REQUIRED ACTION: The line containing "Transcribe this image's" marks the start; repeat it and every following line exactly through the end of the entries.

————

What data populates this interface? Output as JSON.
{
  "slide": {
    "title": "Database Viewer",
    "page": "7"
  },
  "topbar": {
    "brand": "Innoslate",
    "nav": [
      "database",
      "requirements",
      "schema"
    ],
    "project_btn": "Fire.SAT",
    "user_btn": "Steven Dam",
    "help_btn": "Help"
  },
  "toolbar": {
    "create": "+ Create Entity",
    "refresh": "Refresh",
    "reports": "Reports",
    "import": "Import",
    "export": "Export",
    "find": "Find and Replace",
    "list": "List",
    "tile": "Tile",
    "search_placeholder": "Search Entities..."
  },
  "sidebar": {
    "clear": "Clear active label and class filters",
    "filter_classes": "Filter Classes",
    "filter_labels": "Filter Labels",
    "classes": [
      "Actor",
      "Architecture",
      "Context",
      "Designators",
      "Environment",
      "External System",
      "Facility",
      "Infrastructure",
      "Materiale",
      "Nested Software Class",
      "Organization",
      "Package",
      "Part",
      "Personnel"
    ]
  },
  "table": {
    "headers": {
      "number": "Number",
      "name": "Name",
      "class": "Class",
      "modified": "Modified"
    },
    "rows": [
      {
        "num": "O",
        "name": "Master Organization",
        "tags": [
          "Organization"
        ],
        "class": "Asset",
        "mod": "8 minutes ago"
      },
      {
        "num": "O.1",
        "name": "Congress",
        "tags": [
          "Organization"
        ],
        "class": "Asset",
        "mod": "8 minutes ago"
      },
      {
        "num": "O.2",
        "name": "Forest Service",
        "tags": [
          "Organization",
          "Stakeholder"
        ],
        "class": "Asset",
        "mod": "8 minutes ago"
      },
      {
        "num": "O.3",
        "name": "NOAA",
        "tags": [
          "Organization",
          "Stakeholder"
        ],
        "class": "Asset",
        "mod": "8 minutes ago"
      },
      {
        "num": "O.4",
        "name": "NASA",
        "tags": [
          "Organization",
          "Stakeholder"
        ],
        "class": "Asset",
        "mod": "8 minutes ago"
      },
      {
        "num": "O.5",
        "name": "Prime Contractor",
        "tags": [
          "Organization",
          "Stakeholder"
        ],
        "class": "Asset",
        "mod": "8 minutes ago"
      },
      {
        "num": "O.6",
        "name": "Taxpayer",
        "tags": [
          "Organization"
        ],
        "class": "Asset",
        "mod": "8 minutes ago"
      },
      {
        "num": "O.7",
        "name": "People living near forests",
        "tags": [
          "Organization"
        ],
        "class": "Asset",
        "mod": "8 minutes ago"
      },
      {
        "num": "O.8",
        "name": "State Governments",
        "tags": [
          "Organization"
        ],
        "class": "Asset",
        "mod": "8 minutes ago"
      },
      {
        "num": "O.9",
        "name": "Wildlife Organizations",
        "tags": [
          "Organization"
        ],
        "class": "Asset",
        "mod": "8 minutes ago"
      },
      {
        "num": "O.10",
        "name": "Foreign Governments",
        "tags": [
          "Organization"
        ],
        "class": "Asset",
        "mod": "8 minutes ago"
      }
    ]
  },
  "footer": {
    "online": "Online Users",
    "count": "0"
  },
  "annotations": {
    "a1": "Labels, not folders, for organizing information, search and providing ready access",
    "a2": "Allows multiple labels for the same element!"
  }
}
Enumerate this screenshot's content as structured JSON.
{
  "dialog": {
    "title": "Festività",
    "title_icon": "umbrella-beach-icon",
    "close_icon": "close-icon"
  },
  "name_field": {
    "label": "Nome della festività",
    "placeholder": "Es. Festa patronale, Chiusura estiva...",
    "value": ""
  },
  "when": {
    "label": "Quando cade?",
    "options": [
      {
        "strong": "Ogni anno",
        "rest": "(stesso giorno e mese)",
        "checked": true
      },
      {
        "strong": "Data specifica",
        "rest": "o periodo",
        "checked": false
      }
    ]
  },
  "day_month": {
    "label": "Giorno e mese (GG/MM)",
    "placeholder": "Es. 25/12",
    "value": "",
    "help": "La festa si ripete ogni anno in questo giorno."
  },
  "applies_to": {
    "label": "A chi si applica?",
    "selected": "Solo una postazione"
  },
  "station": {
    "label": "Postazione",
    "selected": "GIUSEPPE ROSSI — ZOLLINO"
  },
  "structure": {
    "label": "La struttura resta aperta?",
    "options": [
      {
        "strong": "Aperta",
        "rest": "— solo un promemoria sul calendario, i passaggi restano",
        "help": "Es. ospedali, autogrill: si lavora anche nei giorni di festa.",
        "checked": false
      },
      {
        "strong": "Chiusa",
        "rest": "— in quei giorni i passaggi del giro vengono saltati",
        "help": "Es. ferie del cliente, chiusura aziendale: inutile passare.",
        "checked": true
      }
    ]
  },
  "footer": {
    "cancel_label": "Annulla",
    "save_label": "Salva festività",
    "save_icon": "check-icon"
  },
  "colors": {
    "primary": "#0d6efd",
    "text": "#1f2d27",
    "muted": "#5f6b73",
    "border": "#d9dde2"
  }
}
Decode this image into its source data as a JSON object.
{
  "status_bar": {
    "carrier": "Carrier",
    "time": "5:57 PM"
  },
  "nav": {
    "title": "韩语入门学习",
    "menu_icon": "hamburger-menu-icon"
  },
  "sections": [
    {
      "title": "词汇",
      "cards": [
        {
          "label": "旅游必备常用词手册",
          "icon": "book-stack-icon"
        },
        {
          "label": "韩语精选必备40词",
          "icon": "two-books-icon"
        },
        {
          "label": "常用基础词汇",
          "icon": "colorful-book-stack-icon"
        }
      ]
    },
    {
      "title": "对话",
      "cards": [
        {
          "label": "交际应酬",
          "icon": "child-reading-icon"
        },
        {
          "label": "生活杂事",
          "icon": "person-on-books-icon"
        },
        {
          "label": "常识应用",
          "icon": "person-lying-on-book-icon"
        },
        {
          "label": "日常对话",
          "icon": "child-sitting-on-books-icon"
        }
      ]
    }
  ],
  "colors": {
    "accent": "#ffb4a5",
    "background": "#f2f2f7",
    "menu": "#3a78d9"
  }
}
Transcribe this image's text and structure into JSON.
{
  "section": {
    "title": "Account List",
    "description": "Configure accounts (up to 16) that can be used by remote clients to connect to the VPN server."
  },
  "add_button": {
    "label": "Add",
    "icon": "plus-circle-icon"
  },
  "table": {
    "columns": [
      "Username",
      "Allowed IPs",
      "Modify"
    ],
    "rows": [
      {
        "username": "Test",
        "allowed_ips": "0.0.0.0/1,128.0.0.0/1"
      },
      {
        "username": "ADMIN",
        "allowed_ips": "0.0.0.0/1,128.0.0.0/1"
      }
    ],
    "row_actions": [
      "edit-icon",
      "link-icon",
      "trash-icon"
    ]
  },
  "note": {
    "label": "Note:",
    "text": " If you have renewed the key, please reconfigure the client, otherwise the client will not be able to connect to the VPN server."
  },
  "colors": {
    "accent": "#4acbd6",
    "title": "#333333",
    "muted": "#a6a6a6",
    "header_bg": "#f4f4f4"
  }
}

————

EXERCISE SOLUTION:
Transcribe this image's text and structure into JSON.
{
  "section": {
    "title": "Account List",
    "description": "Configure accounts (up to 16) that can be used by remote clients to connect to the VPN server."
  },
  "add_button": {
    "label": "Add",
    "icon": "plus-circle-icon"
  },
  "table": {
    "columns": [
      "Username",
      "Allowed IPs",
      "Modify"
    ],
    "rows": [
      {
        "username": "Test",
        "allowed_ips": "0.0.0.0/1,128.0.0.0/1"
      },
      {
        "username": "ADMIN",
        "allowed_ips": "0.0.0.0/1,128.0.0.0/1"
      }
    ],
    "row_actions": [
      "edit-icon",
      "link-icon",
      "trash-icon"
    ]
  },
  "note": {
    "label": "Note:",
    "text": " If you have renewed the key, please reconfigure the client, otherwise the client will not be able to connect to the VPN server."
  },
  "colors": {
    "accent": "#4acbd6",
    "title": "#333333",
    "muted": "#a6a6a6",
    "header_bg": "#f4f4f4"
  }
}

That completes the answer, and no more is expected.